WHAT THE TASK ASKS: Check every line of the entries for "title", and copy the lines that hold it.

RECORDS SHOWN:
[Start of section]

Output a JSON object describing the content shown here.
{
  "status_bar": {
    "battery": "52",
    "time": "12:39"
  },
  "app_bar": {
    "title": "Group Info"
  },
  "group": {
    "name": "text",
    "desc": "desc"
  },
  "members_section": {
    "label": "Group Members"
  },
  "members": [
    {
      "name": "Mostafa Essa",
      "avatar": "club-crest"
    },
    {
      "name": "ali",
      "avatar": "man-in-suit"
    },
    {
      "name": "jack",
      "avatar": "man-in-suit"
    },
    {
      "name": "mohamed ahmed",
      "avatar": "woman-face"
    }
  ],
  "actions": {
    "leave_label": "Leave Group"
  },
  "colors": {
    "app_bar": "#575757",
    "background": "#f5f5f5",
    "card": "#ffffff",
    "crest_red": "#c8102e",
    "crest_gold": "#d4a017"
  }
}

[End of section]
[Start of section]

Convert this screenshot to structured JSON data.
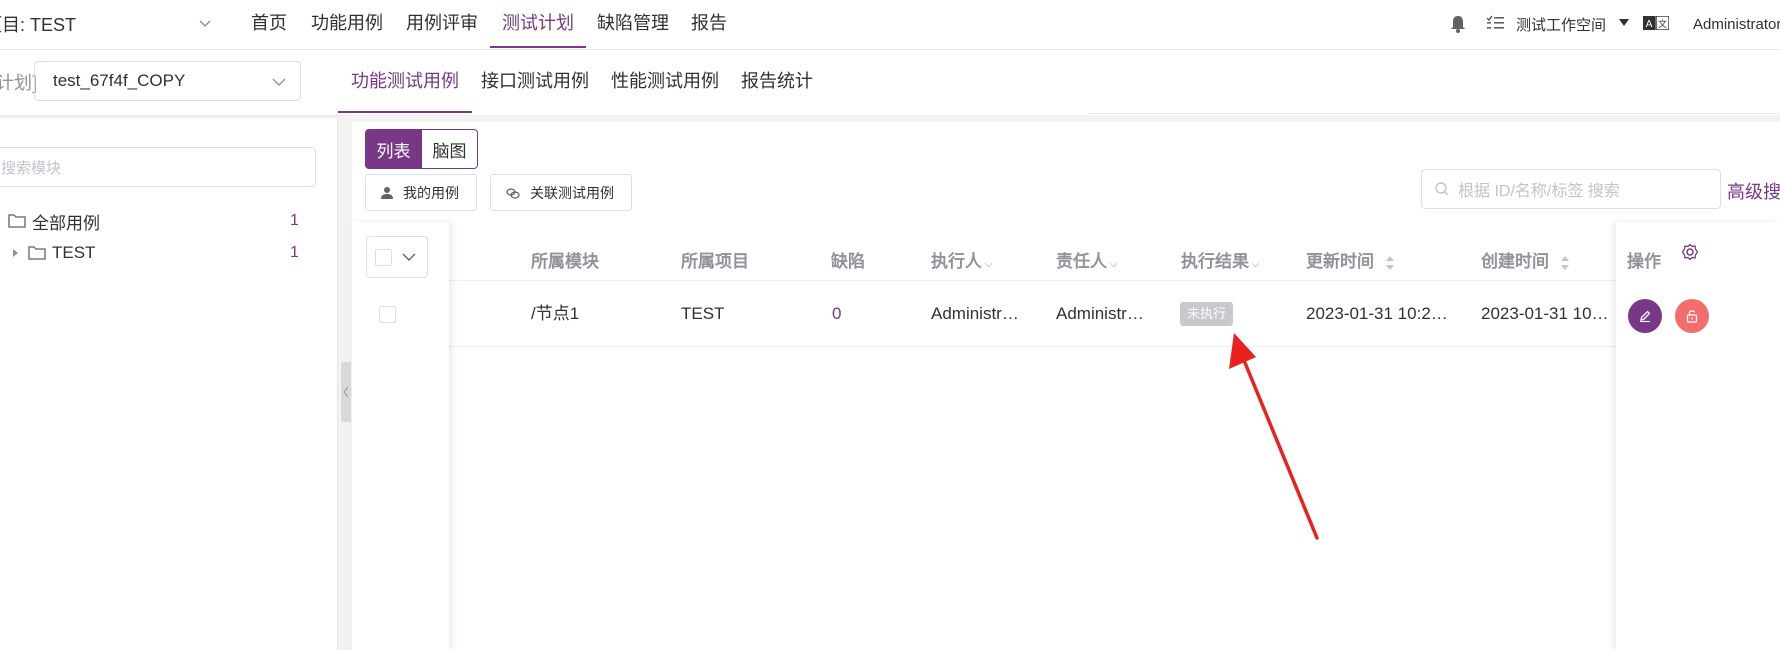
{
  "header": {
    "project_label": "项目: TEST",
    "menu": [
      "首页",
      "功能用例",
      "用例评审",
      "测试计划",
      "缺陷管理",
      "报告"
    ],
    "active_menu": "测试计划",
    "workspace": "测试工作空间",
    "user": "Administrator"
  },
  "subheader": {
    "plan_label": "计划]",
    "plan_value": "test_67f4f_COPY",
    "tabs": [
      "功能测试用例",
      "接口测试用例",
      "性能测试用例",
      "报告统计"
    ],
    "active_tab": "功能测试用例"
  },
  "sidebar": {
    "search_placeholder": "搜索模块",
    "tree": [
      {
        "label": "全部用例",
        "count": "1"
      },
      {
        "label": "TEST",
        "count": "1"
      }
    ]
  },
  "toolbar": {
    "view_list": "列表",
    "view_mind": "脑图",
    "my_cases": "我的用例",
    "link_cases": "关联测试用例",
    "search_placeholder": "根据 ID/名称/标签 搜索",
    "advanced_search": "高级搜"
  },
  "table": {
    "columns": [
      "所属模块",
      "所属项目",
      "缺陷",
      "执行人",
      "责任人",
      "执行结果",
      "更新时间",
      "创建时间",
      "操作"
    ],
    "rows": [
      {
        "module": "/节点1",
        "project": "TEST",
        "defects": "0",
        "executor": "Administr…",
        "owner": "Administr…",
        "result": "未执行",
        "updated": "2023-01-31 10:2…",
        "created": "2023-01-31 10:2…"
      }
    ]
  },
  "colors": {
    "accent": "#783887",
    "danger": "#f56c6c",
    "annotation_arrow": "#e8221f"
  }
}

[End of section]
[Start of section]

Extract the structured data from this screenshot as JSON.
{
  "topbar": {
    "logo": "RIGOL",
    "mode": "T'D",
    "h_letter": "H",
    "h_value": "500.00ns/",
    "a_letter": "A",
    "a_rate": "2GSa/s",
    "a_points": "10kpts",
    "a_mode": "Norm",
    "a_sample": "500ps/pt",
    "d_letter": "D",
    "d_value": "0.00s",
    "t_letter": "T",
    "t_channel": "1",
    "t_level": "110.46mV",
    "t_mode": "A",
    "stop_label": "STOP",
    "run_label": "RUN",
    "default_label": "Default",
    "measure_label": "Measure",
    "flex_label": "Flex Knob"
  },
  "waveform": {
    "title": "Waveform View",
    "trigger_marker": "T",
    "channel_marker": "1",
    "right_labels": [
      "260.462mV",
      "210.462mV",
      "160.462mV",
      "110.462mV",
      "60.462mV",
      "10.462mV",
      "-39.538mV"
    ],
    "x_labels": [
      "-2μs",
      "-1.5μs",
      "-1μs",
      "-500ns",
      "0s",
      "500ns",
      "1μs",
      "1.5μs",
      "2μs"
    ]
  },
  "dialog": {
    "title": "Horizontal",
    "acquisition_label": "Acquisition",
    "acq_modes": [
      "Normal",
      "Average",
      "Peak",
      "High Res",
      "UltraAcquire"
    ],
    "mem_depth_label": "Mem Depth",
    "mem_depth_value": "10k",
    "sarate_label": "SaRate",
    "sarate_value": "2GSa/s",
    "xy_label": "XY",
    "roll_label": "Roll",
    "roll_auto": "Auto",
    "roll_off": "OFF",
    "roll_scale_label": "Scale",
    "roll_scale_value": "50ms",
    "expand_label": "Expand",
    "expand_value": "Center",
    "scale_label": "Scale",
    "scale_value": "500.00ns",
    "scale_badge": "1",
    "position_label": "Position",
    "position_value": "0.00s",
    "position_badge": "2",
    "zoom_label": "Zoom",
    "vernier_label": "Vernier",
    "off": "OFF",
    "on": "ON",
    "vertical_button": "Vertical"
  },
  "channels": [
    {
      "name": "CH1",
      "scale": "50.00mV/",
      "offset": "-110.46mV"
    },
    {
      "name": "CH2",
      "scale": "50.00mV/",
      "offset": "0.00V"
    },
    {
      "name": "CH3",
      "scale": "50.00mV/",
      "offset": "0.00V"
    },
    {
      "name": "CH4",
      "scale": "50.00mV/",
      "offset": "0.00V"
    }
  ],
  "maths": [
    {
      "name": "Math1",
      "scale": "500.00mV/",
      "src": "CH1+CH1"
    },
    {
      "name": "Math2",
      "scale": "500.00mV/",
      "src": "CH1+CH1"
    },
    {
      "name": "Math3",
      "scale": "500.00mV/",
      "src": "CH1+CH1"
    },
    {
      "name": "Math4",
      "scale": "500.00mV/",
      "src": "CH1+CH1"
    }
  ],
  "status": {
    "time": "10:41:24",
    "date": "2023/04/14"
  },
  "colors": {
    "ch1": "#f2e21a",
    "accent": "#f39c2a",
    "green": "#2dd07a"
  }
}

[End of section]

ANSWER TO THE PROBLEM:
    "title": "Group Info"
    "title": "Waveform View",
    "title": "Horizontal",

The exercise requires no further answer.